Cyberchron then filed with the Board a protest which contended, the Board stated, that Cyberchron "has recently learned of a modification in the equipment specification of this contract. Protester claims that the modification constitutes a cardinal change and that respondent is, therefore, allowing the successful awardee to proceed with a new sole source contract without full and open competition." Cyberchron Corp., GSBCA No. 9445-P, slip op. at 1 (April 26, 1988, GSBCA) [1988 WL 52314].
The Navy moved to dismiss the protest for lack of jurisdiction, and the Board granted the motion. The Board stated that a classified affidavit of the project director established that all of the ADPE units to be purchased were "to be used" as an integral part of a weapon or weapons system within subparagraph (iv) of the Warner Amendment.

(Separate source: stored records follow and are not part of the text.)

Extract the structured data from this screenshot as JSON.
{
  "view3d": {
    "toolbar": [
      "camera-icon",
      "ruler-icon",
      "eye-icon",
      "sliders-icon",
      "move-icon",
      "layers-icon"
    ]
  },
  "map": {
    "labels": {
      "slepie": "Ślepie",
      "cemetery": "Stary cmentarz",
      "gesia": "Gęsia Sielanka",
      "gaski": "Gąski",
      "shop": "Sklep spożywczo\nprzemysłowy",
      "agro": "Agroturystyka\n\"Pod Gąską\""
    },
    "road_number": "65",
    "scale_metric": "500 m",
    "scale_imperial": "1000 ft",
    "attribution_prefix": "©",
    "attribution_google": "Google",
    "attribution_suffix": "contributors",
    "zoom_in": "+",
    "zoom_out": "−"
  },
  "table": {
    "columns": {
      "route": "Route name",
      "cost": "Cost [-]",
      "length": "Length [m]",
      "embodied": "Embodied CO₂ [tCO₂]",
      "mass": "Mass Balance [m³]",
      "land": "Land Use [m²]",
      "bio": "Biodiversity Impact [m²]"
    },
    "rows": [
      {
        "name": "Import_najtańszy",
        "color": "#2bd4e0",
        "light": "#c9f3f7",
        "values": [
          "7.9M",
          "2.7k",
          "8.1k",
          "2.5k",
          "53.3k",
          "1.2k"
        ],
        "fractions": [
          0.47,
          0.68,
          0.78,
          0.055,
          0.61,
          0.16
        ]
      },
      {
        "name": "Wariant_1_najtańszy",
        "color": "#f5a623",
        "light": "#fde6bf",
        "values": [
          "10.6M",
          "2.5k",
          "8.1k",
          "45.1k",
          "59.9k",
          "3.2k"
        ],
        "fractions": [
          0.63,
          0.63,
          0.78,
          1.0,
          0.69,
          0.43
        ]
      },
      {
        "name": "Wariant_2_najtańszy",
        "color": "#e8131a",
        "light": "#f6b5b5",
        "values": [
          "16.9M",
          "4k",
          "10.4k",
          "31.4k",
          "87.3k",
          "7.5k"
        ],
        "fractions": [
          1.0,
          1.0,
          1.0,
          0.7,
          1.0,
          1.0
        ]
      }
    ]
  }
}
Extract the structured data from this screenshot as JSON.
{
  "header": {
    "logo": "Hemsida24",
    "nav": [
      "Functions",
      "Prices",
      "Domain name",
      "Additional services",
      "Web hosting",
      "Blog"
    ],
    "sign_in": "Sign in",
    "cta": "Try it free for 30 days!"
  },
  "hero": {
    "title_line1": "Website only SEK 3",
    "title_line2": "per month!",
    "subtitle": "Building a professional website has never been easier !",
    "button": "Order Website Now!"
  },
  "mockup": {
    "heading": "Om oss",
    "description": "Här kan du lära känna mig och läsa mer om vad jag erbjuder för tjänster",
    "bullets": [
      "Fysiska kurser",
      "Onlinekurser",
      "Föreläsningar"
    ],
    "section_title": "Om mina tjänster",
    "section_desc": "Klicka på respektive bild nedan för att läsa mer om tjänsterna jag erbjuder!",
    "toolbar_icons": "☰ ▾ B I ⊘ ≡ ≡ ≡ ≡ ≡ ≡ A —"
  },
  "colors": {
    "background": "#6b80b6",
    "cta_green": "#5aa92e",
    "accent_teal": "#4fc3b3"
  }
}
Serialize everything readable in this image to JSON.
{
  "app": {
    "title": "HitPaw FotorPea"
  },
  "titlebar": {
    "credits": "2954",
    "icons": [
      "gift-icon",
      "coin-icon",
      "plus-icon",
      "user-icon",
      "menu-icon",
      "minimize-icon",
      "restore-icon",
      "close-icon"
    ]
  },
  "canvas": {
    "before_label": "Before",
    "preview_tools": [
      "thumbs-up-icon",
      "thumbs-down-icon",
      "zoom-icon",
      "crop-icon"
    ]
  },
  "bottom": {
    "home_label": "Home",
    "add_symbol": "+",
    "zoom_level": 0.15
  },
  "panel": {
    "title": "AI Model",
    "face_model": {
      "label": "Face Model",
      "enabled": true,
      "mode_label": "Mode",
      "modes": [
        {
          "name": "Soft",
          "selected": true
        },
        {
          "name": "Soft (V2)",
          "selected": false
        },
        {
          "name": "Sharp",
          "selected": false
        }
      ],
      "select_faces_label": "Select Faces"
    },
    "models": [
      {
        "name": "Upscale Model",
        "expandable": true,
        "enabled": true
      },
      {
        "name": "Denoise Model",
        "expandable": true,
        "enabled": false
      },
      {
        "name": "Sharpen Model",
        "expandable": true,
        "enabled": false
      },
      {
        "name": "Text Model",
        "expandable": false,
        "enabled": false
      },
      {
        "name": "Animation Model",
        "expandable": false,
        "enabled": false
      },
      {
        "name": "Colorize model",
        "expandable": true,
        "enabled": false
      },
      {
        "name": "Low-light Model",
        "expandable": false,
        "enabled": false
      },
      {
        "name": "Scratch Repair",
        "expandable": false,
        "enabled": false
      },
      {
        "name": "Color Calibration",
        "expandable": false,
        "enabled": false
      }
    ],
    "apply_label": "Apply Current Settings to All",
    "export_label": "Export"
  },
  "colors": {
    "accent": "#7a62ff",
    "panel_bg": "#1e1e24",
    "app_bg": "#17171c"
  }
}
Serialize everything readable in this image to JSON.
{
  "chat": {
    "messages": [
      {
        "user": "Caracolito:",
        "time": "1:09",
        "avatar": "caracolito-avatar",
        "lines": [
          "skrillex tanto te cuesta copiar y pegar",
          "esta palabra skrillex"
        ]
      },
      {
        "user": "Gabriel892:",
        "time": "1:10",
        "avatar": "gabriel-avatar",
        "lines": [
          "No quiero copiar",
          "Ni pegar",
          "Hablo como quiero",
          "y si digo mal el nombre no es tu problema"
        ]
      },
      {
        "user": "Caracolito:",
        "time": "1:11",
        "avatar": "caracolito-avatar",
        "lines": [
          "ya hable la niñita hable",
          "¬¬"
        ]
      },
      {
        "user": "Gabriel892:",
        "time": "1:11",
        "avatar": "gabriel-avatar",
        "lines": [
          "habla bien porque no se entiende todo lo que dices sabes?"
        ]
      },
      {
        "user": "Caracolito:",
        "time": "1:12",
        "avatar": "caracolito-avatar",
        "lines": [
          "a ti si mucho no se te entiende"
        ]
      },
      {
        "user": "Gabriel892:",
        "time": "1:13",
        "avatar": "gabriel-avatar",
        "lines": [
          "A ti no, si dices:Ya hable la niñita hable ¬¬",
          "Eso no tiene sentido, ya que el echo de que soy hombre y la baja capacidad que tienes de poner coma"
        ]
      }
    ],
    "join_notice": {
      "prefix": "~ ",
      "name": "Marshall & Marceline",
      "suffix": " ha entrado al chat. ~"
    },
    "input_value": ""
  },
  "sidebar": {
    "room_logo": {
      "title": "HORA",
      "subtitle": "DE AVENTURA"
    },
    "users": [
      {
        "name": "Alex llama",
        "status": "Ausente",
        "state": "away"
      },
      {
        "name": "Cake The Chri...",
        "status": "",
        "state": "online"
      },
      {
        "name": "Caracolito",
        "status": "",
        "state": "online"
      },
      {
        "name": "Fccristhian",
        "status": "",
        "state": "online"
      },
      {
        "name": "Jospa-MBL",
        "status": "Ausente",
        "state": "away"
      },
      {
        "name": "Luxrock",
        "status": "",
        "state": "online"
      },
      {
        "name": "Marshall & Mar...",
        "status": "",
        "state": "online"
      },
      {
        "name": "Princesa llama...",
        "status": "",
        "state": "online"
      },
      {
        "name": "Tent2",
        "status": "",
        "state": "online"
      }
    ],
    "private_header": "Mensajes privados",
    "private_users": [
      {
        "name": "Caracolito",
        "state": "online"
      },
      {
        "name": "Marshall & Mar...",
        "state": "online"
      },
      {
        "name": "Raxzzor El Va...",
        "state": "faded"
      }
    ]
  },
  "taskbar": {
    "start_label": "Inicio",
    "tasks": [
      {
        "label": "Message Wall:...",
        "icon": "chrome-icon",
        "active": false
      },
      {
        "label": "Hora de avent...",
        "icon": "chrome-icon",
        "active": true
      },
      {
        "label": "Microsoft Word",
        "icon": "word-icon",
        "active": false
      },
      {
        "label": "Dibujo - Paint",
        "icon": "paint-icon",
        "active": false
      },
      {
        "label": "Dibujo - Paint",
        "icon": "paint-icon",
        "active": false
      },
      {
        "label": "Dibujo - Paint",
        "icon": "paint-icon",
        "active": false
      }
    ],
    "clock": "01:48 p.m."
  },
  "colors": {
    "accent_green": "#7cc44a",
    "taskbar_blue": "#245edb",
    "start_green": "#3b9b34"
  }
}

The Board therefore "conclude[d] that the procurement which is the subject of this protest is not subject to the Brooks Act. Therefore the Board lacks jurisdiction over the protest." Id. at 4.
Cyberchron does not challenge the Board's determination that the Navy will use the ADPE involved in this procurement for the purpose specified in subparagraph (iv) of the Warner Amendment, i.e., that it is "equipment which is an integral part of a weapon or weapons system." As the Board correctly held, that determination marked the end of the Board's jurisdictional inquiry.
The Board has no jurisdiction over cases involving military procurement of ADPE that the Warner Amendment covers. Since under the Board's finding, which is not here challenged and which we accept, the Warner Amendment covers this procurement, the Board correctly held that it had no jurisdiction over the protest to the procurement.
Cyberchron's principal contention is that, before even initiating an ADPE procurement, the Department of Defense first must determine whether the Warner Amendment covers the procurement. According to Cyberchron, if the Defense Department fails to make that preliminary determination, the Board subsequently cannot determine on the basis of evidence submitted to it that the Warner Amendment covered the procurement.
Nothing in the language of the Warner Amendment imposes, or even suggests, that requirement for the Department of Defense. For the Amendment to apply, the only requirement is that the ADPE be within one of its five specified categories. Moreover, the imposition of that requirement would be contrary to the provision in the Brooks Act that the Board's authority to review ADPE procurement includes "the authority to determine whether any procurement is subject to" the Act. The fact that the ADPE here involved may have nonmilitary uses has, as the Board stated, "little relevance to the issue of whether the particular piece of equipment involves any one of the five exemptions mentioned in the statute." Id.
Cyberchron also argues that in enacting the Warner Amendment, Congress relied upon assurances by the Department of Defense that ADPE acquisitions not directly related to military activities or intelligence gathering would be through normal procurement channels. This "assurance" is reflected in the proviso excluding from the Warner Amendment ADPE "used for routine administrative and business applications." The ADPE here involved, however, is within the scope of the Warner Amendment because it was to be used in a weapon or weapons systems.
The order of the Board dismissing the protest for lack of jurisdiction is